Trump takes hit from midterms, but keeps on fighting
American voters landed a solid body-blow to President Donald Trump in this week’s midterm elections — and hooray for that.
But while there’s much to cheer about this result, it’s far from the knockout punch so many people in and outside the United States desperately wanted. He’s still standing.
Nor is it by any means certain this is the beginning of the end of Trump as the world’s most powerful, and possibly disruptive, leader. More than anything else, his fate depends on what the re-invigorated Democrats choose to do.
To be sure, the president and his Republicans suffered the greatest defeat in Tuesday’s election when they lost their majority in the House of Representatives. Before these midterms — widely considered a referendum on Trump’s presidency — the Republicans enjoyed a monopoly on power in Washington.
A Republican sat in the White House and Republicans controlled both Congressional chambers. While this didn’t guarantee the success of Trump’s every whim, it made it easier for him to have his way — and fed his authoritarian inclinations.

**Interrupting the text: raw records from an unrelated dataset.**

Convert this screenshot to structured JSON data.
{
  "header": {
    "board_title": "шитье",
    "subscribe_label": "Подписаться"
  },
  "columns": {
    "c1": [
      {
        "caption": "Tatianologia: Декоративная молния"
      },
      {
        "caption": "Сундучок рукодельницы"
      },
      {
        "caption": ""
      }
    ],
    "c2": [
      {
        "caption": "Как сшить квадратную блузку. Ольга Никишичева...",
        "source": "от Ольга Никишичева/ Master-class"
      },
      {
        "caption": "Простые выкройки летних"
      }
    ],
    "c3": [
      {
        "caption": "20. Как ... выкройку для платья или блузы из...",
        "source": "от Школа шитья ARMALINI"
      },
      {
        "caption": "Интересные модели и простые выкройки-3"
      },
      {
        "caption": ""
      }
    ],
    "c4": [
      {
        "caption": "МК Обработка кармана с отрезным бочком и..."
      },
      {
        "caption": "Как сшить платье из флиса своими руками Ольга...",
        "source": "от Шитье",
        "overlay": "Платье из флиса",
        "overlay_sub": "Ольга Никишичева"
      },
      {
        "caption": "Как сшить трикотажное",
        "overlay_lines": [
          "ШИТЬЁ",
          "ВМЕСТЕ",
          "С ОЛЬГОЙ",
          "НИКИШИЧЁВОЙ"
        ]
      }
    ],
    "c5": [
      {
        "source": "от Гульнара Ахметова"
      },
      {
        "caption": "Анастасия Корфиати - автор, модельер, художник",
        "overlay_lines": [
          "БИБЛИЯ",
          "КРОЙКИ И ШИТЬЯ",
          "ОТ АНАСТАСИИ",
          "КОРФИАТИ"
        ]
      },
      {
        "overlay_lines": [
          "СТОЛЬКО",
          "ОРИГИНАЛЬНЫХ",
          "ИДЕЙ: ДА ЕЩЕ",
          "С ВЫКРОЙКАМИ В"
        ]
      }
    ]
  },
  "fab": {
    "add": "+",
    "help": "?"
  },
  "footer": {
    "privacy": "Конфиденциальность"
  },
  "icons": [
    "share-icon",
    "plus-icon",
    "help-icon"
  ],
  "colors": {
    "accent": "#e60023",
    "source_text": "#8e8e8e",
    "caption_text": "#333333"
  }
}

This week’s midterms upended the status quo by handing the Democrats majority control of the House of Representatives.
As a result, the Democrats can now block or seek changes to initiatives launched by Trump or other Republicans. Equally important, the Democrats can investigate Trump’s murky finances as well as his dealings with foreign governments, especially during the 2016 elections.
Trump’s powers will be checked. Accountability might await him. His road to the 2020 presidential race is filled with Democratic potholes, and thank goodness.
Even so, these midterms failed to produce the expected “blue wave” of Democrats that could eventually wash Trump out of Washington. No wonder Trump tried to claim a “big victory.”
Considering the damage he’s done in such a short time — he polarized America by stoking the fires of racism and xenophobia, alienated its oldest allies, including Canada, started a trade war with China and cozied up to dictators, all while revelling in offensive, utterly unpresidential behaviour — he deserved a harsher verdict from the voters.
Yet the Republicans actually solidified their Senate majority and can use it to obstruct the Democrats’ House of Representatives agenda. Congress is divided. America remains divided, too, which Trump will exploit every way he can.
That his bedrock support remains so large and held so well should worry everyone who believes America deserves — and can be — better. All this demands serious study and sober thought by the Democrats in the coming months.
We believe there is an overwhelming case for the Democrats to move forward as a party of the progressive but moderate centre rather than to hew farther to the left, as some newly elected and avowedly “socialist-Democrats” demand.
For the sake of their country as well as their political future, the Democrats need to stake out the middle ground that can welcome Americans of goodwill who currently stand on both sides of the growing political divide, and that includes the swing voters. Above all, the Democrats should reject Trump’s ugly, divide-andconquer tactics.
We hope this pragmatic yet principled path could heal the bitter divisions rending American society. And, as Canada nears a general election of its own, we call on our own politicians to ensure such polarization never infects this land.